n 2012, when Audubon scientists Matt Jeffery and Walker Golder discovered hundreds of Piping Plovers wintering at Joulter Cays, a smattering of remote, uninhabited islands in the Bahamas, it was something of a coup. Worldwide, the Piping Plover is a near-threatened species (the global population is estimated at just 8,000 breeding birds), and any new knowledge about its winter hideout would offer a fresh opportunity for protection. But once the exhilaration of the discovery wore off, Jeffery and Golder were faced with a question: What next?
The two shorebird experts knew they had to find a way to guard Joulter’s plovers—sand mining, overfishing, and pollution all pose big threats to the local ecology. The answer, they decided, was to persuade the Bahamian government to designate the area as a national park.
To build a case for Joulter’s ecological significance, Jeffery and Golder teamed up with the Bahamas National Trust, an NGO tasked with preserving the country’s natural resources. The partners surveyed the birds in the islands and found that at least 4 percent of the world’s Piping Plovers winter there—the second-highest known concentration, after Texas. They also came up with significant numbers of Short-billed Dowitchers, Reddish Egrets, Red Knots, and Clapper Rails.
“The protection of shorebirds really vaulted [Joulter Cays] to a higher level of importance and urgency,” says Eric Carey, executive director of the Bahamas National Trust. The BNT also surveyed Joulter’s vast coral reef and inventoried the many marine species that would benefit from protection, including bonefish and sponge populations—both of which are important to the Bahamian economy. By the time they were finished, the conservationists had put together a solid argument that protecting Joulter would be a boon for wildlife and local communities alike.
The government agreed. In September, when the Bahamas added 11 new national parks to its roster, Joulter’s 113,920 acres of land and sea were among them. “This is a great victory for heroic birds that don’t know borders and for the people who depend on the shores and waters of the Joulter Cays to make a living,” says Audubon President and CEO David Yarnold.

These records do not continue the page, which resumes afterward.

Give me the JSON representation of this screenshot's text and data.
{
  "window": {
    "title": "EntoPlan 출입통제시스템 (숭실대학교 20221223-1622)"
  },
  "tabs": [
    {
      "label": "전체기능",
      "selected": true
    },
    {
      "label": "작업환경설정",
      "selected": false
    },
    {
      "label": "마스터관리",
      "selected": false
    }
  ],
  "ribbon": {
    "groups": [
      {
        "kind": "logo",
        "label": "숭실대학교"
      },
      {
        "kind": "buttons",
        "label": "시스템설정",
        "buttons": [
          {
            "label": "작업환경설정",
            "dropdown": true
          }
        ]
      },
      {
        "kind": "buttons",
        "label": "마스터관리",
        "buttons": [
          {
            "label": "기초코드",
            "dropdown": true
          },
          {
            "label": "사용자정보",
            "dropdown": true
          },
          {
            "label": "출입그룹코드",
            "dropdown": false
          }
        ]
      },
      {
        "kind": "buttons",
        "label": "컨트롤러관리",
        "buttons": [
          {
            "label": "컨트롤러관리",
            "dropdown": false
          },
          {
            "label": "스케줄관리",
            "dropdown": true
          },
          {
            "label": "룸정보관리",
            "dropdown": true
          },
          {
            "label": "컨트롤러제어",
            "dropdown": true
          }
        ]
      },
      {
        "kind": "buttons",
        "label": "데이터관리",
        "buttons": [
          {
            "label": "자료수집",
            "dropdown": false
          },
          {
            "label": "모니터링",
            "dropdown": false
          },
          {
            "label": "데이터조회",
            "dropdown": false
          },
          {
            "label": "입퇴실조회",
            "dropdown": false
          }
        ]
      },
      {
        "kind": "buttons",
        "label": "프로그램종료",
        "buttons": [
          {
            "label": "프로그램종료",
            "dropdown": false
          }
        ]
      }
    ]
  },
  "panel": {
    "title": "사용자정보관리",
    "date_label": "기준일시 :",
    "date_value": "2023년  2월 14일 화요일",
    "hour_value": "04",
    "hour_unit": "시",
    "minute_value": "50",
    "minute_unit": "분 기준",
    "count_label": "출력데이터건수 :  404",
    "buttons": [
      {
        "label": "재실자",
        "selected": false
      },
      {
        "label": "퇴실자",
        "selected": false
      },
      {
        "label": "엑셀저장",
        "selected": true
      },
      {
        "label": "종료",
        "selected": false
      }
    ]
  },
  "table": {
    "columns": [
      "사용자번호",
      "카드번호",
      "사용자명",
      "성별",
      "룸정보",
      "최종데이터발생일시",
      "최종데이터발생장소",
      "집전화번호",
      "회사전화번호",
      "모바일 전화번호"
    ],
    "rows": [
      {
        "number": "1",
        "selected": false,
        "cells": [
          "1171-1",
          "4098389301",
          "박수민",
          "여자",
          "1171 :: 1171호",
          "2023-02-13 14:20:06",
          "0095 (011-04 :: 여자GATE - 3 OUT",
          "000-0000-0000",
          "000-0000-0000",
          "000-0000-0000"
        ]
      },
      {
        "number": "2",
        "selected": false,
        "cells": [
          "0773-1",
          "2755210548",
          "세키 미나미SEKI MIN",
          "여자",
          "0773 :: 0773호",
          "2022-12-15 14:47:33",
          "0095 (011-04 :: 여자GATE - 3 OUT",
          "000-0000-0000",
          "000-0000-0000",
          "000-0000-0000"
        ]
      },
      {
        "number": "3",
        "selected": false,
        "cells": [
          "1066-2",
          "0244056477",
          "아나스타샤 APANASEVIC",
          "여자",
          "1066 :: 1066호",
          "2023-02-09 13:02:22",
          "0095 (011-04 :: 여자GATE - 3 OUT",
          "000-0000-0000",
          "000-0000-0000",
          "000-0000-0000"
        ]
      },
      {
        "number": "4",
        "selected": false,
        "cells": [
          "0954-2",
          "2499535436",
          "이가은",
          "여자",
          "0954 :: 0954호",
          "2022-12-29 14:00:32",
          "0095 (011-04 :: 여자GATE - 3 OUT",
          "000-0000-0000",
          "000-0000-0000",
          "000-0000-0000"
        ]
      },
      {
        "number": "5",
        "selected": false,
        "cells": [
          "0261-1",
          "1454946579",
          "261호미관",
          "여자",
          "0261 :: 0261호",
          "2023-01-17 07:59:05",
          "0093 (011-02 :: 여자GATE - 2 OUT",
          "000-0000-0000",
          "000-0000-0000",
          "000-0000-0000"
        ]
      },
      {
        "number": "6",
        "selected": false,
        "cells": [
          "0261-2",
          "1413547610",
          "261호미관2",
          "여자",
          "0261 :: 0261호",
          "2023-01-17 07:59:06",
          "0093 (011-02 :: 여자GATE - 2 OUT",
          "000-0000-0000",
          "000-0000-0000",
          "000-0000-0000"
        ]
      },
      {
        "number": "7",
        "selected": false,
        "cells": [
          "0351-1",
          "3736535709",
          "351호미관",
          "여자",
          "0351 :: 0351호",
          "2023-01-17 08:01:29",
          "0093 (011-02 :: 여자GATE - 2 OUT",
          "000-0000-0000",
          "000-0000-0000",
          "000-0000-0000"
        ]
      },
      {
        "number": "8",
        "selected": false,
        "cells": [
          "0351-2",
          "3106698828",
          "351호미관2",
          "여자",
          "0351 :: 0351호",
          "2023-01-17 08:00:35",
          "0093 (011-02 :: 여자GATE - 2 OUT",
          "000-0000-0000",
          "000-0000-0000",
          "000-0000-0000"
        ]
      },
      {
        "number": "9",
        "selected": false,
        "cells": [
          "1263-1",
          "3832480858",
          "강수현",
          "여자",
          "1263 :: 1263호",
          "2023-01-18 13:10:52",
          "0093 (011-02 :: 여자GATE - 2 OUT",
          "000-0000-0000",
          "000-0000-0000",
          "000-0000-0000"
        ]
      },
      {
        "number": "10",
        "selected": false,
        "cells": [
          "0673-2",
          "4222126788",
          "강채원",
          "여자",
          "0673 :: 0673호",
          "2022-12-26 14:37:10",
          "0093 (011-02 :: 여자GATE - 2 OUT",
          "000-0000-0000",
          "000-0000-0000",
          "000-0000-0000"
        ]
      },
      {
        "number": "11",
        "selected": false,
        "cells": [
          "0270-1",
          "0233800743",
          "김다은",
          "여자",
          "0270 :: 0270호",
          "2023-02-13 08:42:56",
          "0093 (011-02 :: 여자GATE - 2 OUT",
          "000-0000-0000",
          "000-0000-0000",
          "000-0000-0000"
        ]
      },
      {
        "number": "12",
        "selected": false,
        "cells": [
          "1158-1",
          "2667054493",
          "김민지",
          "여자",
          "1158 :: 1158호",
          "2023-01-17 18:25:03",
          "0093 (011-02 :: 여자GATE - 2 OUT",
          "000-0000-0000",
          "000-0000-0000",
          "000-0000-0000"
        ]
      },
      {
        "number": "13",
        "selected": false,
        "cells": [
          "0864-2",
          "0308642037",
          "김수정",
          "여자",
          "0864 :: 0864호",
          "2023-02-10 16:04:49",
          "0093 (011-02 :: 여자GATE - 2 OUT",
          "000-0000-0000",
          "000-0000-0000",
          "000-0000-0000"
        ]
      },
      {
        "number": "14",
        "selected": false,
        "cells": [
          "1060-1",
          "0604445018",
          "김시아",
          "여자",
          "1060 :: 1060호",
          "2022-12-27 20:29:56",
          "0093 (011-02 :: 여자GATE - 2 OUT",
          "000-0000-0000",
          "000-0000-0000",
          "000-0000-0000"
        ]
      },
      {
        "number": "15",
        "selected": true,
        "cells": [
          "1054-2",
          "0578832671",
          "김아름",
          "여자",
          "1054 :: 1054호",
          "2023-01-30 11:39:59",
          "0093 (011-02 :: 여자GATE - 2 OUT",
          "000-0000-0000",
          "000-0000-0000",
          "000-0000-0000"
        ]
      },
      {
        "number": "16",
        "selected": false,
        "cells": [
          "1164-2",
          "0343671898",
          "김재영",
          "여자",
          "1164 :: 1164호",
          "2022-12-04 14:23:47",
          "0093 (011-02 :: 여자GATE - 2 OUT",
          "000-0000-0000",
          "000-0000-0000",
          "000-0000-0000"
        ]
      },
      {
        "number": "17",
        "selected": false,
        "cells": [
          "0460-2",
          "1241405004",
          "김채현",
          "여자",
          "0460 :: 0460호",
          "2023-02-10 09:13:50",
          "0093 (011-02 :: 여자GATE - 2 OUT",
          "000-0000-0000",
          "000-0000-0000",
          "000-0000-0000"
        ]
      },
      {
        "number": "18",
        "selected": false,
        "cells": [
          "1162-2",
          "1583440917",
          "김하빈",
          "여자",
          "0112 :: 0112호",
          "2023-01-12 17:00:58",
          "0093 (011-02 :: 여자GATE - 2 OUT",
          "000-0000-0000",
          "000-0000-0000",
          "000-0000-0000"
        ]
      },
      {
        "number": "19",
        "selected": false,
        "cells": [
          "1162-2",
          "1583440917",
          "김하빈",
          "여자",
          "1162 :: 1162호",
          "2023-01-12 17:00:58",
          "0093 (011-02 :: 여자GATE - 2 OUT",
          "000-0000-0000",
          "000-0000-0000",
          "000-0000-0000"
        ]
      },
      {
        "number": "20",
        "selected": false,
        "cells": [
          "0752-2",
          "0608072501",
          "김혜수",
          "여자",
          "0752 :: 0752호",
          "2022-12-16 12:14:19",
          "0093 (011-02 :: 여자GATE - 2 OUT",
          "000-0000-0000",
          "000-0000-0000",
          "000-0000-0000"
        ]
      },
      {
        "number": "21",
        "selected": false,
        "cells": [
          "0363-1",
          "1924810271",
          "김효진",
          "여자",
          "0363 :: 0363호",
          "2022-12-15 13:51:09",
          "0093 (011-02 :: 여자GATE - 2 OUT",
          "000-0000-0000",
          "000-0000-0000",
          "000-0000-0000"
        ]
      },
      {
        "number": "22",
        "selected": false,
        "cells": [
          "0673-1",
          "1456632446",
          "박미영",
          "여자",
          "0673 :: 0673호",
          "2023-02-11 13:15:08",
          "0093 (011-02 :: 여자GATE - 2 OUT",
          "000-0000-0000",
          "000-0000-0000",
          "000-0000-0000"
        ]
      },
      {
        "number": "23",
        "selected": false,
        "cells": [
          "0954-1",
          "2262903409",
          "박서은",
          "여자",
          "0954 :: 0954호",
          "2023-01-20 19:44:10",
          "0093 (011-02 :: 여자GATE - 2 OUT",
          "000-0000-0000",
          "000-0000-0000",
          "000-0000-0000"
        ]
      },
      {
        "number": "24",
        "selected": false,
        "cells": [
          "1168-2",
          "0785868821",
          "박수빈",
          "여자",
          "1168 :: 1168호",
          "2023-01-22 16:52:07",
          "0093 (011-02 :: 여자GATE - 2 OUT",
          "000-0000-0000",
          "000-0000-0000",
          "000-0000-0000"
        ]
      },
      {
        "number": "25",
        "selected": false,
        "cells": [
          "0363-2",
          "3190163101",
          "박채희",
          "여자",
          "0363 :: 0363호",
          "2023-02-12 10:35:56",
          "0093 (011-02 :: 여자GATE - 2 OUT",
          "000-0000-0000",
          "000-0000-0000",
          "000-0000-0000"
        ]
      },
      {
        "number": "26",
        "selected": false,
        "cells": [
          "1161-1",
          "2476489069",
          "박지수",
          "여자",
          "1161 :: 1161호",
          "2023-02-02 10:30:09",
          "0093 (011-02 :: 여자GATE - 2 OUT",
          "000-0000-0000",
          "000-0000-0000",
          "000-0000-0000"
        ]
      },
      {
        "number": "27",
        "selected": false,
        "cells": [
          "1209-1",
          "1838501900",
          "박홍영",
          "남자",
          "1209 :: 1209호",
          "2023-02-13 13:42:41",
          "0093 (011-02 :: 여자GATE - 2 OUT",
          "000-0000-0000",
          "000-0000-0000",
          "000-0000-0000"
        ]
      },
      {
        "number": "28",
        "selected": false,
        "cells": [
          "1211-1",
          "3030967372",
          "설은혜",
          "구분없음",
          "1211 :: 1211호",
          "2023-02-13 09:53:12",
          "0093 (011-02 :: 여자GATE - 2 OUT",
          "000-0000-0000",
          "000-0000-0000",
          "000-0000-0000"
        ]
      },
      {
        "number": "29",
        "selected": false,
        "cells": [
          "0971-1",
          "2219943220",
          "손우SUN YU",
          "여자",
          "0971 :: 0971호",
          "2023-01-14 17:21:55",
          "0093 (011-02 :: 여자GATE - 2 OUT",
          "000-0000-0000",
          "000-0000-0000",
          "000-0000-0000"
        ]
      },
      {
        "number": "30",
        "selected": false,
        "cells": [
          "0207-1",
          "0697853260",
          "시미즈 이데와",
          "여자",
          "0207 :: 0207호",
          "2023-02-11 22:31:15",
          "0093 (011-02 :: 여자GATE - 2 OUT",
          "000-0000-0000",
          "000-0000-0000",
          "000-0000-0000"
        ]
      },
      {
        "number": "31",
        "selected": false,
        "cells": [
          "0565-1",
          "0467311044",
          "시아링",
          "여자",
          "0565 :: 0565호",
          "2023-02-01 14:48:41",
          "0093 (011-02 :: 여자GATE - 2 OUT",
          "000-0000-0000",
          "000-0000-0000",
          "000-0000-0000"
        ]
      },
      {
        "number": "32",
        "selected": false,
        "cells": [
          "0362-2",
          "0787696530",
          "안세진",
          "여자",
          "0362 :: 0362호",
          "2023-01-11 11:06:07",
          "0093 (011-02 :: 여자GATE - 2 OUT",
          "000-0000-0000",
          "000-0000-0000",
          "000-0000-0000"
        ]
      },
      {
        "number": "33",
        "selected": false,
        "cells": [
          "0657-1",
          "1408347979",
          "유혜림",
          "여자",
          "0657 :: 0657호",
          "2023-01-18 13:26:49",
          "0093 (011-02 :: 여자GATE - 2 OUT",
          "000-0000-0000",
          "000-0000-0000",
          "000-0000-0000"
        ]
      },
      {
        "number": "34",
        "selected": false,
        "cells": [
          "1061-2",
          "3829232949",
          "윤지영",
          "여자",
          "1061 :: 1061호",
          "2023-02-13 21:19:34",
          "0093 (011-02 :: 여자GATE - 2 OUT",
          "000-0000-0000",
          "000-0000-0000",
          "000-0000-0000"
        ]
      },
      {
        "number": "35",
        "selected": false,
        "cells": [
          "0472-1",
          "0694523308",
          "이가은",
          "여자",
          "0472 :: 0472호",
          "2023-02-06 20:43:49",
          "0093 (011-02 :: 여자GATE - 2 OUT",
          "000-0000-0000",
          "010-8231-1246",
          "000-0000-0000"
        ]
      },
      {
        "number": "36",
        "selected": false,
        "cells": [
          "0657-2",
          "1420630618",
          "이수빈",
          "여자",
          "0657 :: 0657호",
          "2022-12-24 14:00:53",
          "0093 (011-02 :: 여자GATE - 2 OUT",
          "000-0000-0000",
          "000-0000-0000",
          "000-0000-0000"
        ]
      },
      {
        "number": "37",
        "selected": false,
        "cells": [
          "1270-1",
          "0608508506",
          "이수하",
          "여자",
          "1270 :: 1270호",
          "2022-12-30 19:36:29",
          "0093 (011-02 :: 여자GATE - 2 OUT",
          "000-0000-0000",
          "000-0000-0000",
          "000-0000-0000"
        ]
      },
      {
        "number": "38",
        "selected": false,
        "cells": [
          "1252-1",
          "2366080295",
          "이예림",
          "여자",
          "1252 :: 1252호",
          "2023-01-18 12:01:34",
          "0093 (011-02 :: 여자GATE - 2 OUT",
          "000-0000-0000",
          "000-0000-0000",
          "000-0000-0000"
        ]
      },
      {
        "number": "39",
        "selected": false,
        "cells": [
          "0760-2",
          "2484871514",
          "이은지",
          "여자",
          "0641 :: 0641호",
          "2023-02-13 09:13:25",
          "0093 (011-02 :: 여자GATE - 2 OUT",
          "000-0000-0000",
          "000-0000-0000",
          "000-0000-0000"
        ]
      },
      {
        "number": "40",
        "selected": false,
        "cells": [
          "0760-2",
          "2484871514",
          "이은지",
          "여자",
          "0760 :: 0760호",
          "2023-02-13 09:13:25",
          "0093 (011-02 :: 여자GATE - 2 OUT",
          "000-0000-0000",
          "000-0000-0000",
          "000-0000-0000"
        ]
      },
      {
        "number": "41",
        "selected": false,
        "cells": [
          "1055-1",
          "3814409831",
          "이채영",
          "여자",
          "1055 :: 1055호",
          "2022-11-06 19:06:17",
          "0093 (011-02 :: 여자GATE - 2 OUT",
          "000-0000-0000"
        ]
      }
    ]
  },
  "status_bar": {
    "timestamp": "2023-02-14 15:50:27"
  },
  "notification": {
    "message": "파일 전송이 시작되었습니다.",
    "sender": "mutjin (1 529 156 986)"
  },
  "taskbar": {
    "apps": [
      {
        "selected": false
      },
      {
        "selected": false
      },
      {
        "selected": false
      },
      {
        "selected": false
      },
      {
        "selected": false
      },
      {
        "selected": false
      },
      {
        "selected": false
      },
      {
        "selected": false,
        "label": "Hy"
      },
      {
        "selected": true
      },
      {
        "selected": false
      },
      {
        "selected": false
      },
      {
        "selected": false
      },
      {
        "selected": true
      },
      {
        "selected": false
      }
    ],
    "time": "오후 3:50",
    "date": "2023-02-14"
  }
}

That doesn’t mean the work is over. Although Joulter’s new status brings an immediate end to the threat of sand mining, the BNT still has to write a management plan to regulate fishing, boats, and foot traffic in the park. “The designation takes certain threats off the table,” explains Jeffery. “But that’s only the first step.” Still, 113,920 acres is a mighty big step.